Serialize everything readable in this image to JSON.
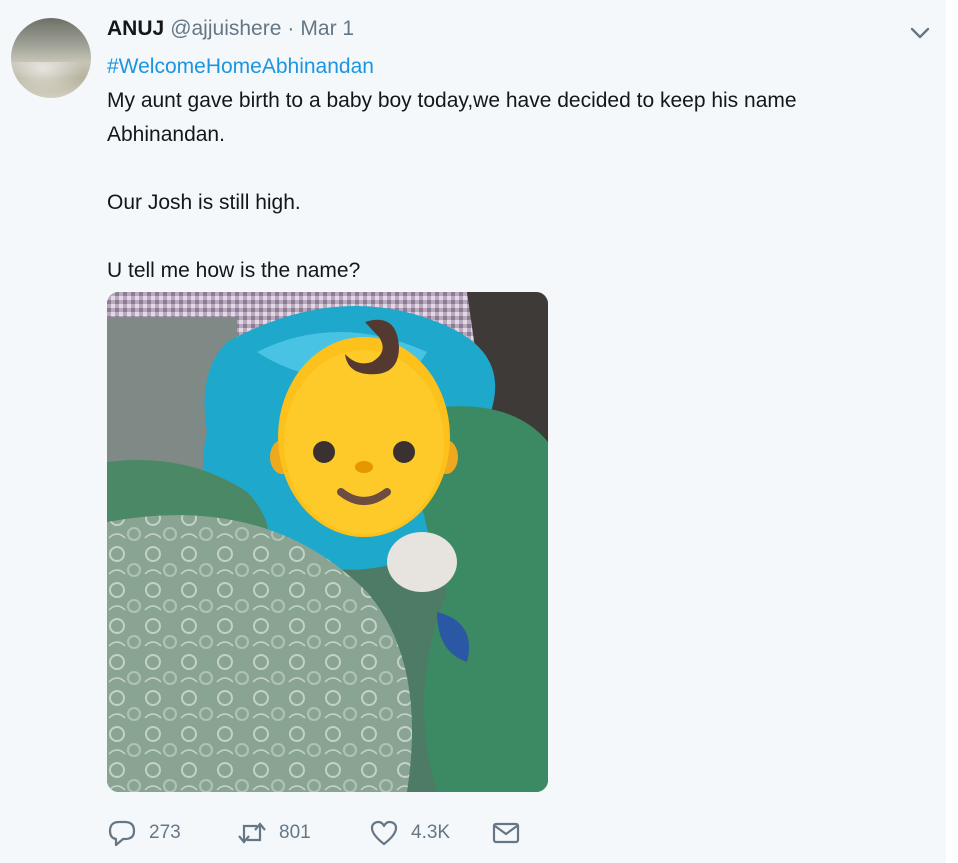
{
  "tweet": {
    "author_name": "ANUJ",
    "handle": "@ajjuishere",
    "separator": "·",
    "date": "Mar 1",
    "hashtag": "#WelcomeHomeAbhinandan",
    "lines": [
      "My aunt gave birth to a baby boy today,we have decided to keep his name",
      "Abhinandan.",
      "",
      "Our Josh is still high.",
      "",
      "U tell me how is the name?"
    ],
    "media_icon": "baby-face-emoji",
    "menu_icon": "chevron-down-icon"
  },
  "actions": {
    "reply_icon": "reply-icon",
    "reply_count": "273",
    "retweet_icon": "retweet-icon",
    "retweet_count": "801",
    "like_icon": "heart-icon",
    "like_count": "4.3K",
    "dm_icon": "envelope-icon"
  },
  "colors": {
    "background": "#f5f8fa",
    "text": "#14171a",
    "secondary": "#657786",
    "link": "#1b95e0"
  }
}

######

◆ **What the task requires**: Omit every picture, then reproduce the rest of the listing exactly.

◆ **Response to the task**:
Serialize everything readable in this image to JSON.
{
  "tweet": {
    "author_name": "ANUJ",
    "handle": "@ajjuishere",
    "separator": "·",
    "date": "Mar 1",
    "hashtag": "#WelcomeHomeAbhinandan",
    "lines": [
      "My aunt gave birth to a baby boy today,we have decided to keep his name",
      "Abhinandan.",
      "",
      "Our Josh is still high.",
      "",
      "U tell me how is the name?"
    ],
    "media_icon": "baby-face-emoji",
    "menu_icon": "chevron-down-icon"
  },
  "actions": {
    "reply_icon": "reply-icon",
    "reply_count": "273",
    "retweet_icon": "retweet-icon",
    "retweet_count": "801",
    "like_icon": "heart-icon",
    "like_count": "4.3K",
    "dm_icon": "envelope-icon"
  },
  "colors": {
    "background": "#f5f8fa",
    "text": "#14171a",
    "secondary": "#657786",
    "link": "#1b95e0"
  }
}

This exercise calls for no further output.